First he knew he must hone his motivational skills so he travelled some more. First he travelled to China, to the Tiantai Temple on Mount Jiuhuashan to seek the guidance of the Buddhist monks there. He learned from them the art of inner tranquility and in return he offered to share what he had learned about motivating. However, he spent only a few days with them before being asked to leave. His shouting during daily reflection was not quite the atmosphere they wanted.
He then travelled on to Nepal, into the foothills of Mount Everest, where he met the local Sherpa people and their groups of mountaineers from all over the world. He marvelled at the way his voice would echo through the mountainous valleys and heights. Despite being asked many times to 'shut his cake hole' for risk of causing an avalanche, he took satisfaction in seeing the mountaineers scoot past a great speed, no doubt due to his encouraging motivations and not at all to do with the impending risk of being buried alive.
After a few weeks of this the Geordie Motivator was finally encouraged, not least by the many gifts from the locals and assurances that he had indeed been very helpful, to move on and help others. They suggested that in order to help as many people as possible he should aim to travel far and wide, starting with somewhere very far away from Nepal, perhaps the United States of America. To their relief, this idea appealed greatly to the Geordie, so he hopped on to the first plane bound for the United States, keen to help as many people as possible.
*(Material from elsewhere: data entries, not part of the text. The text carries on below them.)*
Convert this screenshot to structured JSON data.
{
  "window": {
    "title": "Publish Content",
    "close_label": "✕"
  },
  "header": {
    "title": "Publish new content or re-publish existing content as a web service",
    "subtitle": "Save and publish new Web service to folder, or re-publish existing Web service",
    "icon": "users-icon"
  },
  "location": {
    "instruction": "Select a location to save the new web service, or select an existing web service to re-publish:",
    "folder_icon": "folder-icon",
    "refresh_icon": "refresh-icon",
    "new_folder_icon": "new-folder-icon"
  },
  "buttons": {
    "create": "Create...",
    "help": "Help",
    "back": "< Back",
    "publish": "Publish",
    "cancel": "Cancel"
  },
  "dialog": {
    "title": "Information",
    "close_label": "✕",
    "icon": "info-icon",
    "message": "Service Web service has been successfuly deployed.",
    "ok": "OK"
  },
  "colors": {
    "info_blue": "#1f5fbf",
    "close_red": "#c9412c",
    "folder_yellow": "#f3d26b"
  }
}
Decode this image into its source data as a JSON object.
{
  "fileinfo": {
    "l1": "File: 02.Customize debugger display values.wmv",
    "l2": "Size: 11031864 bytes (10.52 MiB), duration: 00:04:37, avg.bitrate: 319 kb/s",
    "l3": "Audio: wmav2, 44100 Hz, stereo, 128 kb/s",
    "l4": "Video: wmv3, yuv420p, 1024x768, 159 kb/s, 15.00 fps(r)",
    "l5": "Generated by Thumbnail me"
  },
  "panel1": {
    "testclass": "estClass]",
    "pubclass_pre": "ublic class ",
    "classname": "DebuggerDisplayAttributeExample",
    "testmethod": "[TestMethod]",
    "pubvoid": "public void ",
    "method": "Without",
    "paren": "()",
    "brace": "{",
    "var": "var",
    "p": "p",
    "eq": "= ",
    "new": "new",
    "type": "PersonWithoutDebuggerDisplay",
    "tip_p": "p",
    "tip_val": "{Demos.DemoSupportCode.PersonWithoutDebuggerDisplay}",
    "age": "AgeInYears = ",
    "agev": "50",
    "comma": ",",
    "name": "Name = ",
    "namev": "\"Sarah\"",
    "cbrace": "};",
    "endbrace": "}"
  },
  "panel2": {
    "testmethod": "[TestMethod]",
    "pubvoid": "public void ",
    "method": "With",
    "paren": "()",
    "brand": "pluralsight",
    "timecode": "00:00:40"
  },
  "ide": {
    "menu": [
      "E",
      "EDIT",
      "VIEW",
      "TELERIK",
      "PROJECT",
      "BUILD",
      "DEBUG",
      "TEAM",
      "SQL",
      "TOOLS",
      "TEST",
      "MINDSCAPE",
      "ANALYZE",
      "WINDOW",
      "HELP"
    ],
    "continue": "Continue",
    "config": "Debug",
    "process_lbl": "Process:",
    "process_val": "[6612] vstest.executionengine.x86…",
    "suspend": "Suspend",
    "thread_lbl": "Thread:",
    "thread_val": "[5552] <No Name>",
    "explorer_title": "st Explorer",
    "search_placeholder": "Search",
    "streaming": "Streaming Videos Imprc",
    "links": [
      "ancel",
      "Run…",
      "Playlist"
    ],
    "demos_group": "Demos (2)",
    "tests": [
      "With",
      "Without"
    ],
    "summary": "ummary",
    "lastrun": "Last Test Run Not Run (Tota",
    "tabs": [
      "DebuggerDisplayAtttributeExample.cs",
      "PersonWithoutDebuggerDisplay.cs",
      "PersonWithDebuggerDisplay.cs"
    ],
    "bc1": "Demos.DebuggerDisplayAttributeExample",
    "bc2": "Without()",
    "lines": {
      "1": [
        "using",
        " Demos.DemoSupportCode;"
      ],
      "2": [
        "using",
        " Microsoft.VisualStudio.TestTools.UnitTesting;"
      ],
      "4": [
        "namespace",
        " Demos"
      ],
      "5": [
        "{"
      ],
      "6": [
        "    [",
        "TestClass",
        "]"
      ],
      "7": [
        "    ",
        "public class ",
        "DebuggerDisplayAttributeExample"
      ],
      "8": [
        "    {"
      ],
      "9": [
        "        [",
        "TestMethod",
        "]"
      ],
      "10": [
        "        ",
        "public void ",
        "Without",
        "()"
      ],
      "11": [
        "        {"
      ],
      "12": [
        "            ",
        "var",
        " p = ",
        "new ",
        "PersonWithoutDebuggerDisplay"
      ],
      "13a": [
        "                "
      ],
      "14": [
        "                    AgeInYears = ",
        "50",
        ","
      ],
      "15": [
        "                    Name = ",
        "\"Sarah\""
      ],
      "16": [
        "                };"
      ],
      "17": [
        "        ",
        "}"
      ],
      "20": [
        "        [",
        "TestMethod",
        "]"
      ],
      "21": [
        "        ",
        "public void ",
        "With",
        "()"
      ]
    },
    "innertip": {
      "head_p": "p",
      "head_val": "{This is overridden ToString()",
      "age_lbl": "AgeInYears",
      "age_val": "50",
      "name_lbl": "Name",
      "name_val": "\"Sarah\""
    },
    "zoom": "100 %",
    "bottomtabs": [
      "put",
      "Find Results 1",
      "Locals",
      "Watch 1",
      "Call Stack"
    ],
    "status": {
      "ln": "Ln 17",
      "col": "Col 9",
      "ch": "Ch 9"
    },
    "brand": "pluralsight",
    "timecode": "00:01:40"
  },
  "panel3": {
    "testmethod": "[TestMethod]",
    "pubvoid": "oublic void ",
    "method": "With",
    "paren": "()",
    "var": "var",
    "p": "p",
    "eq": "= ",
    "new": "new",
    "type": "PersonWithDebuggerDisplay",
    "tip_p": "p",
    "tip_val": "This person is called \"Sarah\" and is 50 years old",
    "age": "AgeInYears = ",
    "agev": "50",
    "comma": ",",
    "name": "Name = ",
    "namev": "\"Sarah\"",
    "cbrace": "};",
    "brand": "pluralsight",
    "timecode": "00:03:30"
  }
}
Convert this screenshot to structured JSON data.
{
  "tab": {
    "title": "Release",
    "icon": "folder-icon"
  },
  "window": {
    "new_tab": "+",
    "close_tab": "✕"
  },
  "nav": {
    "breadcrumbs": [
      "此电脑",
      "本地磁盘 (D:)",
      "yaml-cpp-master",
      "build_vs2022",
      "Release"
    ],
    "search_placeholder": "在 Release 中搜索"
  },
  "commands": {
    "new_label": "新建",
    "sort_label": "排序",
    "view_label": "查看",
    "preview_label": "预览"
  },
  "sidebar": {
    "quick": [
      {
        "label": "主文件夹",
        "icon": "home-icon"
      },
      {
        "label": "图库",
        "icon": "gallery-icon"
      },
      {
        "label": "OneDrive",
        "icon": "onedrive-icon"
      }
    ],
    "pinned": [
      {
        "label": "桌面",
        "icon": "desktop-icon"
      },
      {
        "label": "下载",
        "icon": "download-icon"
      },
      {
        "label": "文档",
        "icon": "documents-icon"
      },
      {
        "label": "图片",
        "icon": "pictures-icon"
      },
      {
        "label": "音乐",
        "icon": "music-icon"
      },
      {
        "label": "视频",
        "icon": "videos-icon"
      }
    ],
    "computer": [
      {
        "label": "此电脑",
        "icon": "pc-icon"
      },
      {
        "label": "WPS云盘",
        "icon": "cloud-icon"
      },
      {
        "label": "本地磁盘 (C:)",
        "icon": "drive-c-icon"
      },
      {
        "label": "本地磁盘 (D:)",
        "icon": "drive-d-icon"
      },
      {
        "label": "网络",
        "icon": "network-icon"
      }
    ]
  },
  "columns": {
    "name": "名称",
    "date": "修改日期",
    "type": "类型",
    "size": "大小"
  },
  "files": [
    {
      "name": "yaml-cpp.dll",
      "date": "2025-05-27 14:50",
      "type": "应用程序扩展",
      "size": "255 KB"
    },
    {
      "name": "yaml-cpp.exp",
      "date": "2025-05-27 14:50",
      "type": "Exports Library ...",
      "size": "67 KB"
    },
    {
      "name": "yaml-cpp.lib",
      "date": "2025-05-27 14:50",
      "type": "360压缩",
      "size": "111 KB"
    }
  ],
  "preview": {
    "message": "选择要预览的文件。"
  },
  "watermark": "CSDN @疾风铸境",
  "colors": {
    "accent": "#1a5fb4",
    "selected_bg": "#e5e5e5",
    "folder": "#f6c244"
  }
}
It was in America that he realised it was everyday people, and not already motivated adventurers, who needed his help. But how to get his message out to so many? He was walking past a baseball stadium when a game was on and he saw a ticket tout using a megaphone to get attention. In the heat of the day, overweight people were wobbling towards him as fast as they could, sweat running down their brows from the exertion. Some were even keeling over, their tiny legs unable to struggle on under the intense strain, their half-eaten hotdogs strewn around them where they fell. Like a light bulb turning on above his head, an idea was born. In the rich and fertile land of America he had millions of overweight, lazy and disinterested people literally falling at his feet who needed his help. He had found his mecca.
With his new blue megaphone acquired, he began to motivate the people of America, building up his repartee of helpful motivations as he travelled the country. In Washington, in the run up to the election, he stood outside the voting booths, cheering on people to vote Obama, and was pretty sure he had a key part in getting him the presidency. In 2004 he shouted until he lost his voice at the World Series, but he was pretty sure it was down to him that the Boston Red Sox won the World Series for the first time in 86 years. And despite the fact that most of America couldn't understand a word he was saying, he knew he was making a difference.
But the pull of the old country was too much for him and, reading in the news about the state of the economy in the UK, he knew he had a new challenge. He must return home to his roots to help his fellow countrymen. So the Geordie Motivator boarded another plane and headed back home, ready to save the United Kingdom from itself, one lazy git at a time.
The Geordie Motivator has landed, he is here to help and he is ready to motivate. The next chapter is still to be written, but he is pretty sure that the economic recovery is proof of his powers of motivation!